* ABOUT THIS EXERCISE:
Write out the full listing, matching it line for line.
━━━━━━
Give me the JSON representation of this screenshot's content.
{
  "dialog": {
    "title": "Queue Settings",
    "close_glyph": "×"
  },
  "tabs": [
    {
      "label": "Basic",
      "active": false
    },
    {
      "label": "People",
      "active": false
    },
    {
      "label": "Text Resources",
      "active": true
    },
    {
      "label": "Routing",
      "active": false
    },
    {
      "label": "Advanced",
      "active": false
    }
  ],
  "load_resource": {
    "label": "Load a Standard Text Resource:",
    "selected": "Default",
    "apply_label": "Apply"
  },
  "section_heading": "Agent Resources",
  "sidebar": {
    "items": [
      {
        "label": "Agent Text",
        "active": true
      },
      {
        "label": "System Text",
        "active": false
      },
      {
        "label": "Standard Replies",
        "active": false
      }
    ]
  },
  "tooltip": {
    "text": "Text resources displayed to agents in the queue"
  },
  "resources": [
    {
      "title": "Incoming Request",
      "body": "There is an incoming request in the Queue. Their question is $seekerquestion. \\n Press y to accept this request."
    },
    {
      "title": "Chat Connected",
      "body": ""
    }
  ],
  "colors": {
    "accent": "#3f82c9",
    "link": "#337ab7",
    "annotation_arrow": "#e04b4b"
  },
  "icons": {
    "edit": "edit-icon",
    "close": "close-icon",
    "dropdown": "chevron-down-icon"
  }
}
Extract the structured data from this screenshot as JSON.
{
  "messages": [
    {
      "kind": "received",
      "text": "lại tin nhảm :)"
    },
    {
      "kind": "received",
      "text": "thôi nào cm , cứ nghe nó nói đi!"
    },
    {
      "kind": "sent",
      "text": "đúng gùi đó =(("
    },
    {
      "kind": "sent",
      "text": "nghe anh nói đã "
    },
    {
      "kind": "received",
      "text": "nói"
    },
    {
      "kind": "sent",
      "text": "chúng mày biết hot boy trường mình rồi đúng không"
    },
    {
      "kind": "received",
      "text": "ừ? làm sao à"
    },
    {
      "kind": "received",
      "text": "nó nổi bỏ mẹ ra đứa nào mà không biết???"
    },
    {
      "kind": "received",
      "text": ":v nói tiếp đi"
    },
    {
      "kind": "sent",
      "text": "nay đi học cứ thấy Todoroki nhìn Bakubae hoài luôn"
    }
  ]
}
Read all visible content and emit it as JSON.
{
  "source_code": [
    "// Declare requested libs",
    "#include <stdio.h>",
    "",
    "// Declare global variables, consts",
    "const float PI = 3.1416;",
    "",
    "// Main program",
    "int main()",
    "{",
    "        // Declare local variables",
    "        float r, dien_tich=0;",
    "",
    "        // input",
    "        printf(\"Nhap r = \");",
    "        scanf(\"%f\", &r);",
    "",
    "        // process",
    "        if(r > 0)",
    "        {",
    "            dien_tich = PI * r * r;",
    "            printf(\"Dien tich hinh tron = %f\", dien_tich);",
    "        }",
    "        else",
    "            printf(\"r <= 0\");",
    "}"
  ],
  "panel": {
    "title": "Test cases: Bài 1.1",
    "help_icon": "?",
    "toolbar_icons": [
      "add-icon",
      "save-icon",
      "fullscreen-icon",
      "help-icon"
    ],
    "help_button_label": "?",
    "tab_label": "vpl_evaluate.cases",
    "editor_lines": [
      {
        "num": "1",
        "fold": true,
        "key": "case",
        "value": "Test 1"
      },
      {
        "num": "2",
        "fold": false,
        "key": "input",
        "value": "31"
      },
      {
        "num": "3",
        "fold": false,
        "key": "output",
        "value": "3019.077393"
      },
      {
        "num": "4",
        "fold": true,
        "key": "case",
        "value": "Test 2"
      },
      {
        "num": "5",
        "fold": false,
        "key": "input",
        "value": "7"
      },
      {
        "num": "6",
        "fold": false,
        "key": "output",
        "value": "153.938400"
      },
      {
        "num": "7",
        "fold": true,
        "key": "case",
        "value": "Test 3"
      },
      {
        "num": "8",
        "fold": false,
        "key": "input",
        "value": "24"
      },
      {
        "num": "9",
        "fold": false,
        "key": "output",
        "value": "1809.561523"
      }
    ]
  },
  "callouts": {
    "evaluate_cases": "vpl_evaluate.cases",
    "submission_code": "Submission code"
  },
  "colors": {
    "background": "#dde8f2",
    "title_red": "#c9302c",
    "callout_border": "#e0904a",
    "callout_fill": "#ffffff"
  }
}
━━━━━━
* YOUR RESPONSE:
Give me the JSON representation of this screenshot's content.
{
  "dialog": {
    "title": "Queue Settings",
    "close_glyph": "×"
  },
  "tabs": [
    {
      "label": "Basic",
      "active": false
    },
    {
      "label": "People",
      "active": false
    },
    {
      "label": "Text Resources",
      "active": true
    },
    {
      "label": "Routing",
      "active": false
    },
    {
      "label": "Advanced",
      "active": false
    }
  ],
  "load_resource": {
    "label": "Load a Standard Text Resource:",
    "selected": "Default",
    "apply_label": "Apply"
  },
  "section_heading": "Agent Resources",
  "sidebar": {
    "items": [
      {
        "label": "Agent Text",
        "active": true
      },
      {
        "label": "System Text",
        "active": false
      },
      {
        "label": "Standard Replies",
        "active": false
      }
    ]
  },
  "tooltip": {
    "text": "Text resources displayed to agents in the queue"
  },
  "resources": [
    {
      "title": "Incoming Request",
      "body": "There is an incoming request in the Queue. Their question is $seekerquestion. \\n Press y to accept this request."
    },
    {
      "title": "Chat Connected",
      "body": ""
    }
  ],
  "colors": {
    "accent": "#3f82c9",
    "link": "#337ab7",
    "annotation_arrow": "#e04b4b"
  },
  "icons": {
    "edit": "edit-icon",
    "close": "close-icon",
    "dropdown": "chevron-down-icon"
  }
}
Extract the structured data from this screenshot as JSON.
{
  "messages": [
    {
      "kind": "received",
      "text": "lại tin nhảm :)"
    },
    {
      "kind": "received",
      "text": "thôi nào cm , cứ nghe nó nói đi!"
    },
    {
      "kind": "sent",
      "text": "đúng gùi đó =(("
    },
    {
      "kind": "sent",
      "text": "nghe anh nói đã "
    },
    {
      "kind": "received",
      "text": "nói"
    },
    {
      "kind": "sent",
      "text": "chúng mày biết hot boy trường mình rồi đúng không"
    },
    {
      "kind": "received",
      "text": "ừ? làm sao à"
    },
    {
      "kind": "received",
      "text": "nó nổi bỏ mẹ ra đứa nào mà không biết???"
    },
    {
      "kind": "received",
      "text": ":v nói tiếp đi"
    },
    {
      "kind": "sent",
      "text": "nay đi học cứ thấy Todoroki nhìn Bakubae hoài luôn"
    }
  ]
}
Read all visible content and emit it as JSON.
{
  "source_code": [
    "// Declare requested libs",
    "#include <stdio.h>",
    "",
    "// Declare global variables, consts",
    "const float PI = 3.1416;",
    "",
    "// Main program",
    "int main()",
    "{",
    "        // Declare local variables",
    "        float r, dien_tich=0;",
    "",
    "        // input",
    "        printf(\"Nhap r = \");",
    "        scanf(\"%f\", &r);",
    "",
    "        // process",
    "        if(r > 0)",
    "        {",
    "            dien_tich = PI * r * r;",
    "            printf(\"Dien tich hinh tron = %f\", dien_tich);",
    "        }",
    "        else",
    "            printf(\"r <= 0\");",
    "}"
  ],
  "panel": {
    "title": "Test cases: Bài 1.1",
    "help_icon": "?",
    "toolbar_icons": [
      "add-icon",
      "save-icon",
      "fullscreen-icon",
      "help-icon"
    ],
    "help_button_label": "?",
    "tab_label": "vpl_evaluate.cases",
    "editor_lines": [
      {
        "num": "1",
        "fold": true,
        "key": "case",
        "value": "Test 1"
      },
      {
        "num": "2",
        "fold": false,
        "key": "input",
        "value": "31"
      },
      {
        "num": "3",
        "fold": false,
        "key": "output",
        "value": "3019.077393"
      },
      {
        "num": "4",
        "fold": true,
        "key": "case",
        "value": "Test 2"
      },
      {
        "num": "5",
        "fold": false,
        "key": "input",
        "value": "7"
      },
      {
        "num": "6",
        "fold": false,
        "key": "output",
        "value": "153.938400"
      },
      {
        "num": "7",
        "fold": true,
        "key": "case",
        "value": "Test 3"
      },
      {
        "num": "8",
        "fold": false,
        "key": "input",
        "value": "24"
      },
      {
        "num": "9",
        "fold": false,
        "key": "output",
        "value": "1809.561523"
      }
    ]
  },
  "callouts": {
    "evaluate_cases": "vpl_evaluate.cases",
    "submission_code": "Submission code"
  },
  "colors": {
    "background": "#dde8f2",
    "title_red": "#c9302c",
    "callout_border": "#e0904a",
    "callout_fill": "#ffffff"
  }
}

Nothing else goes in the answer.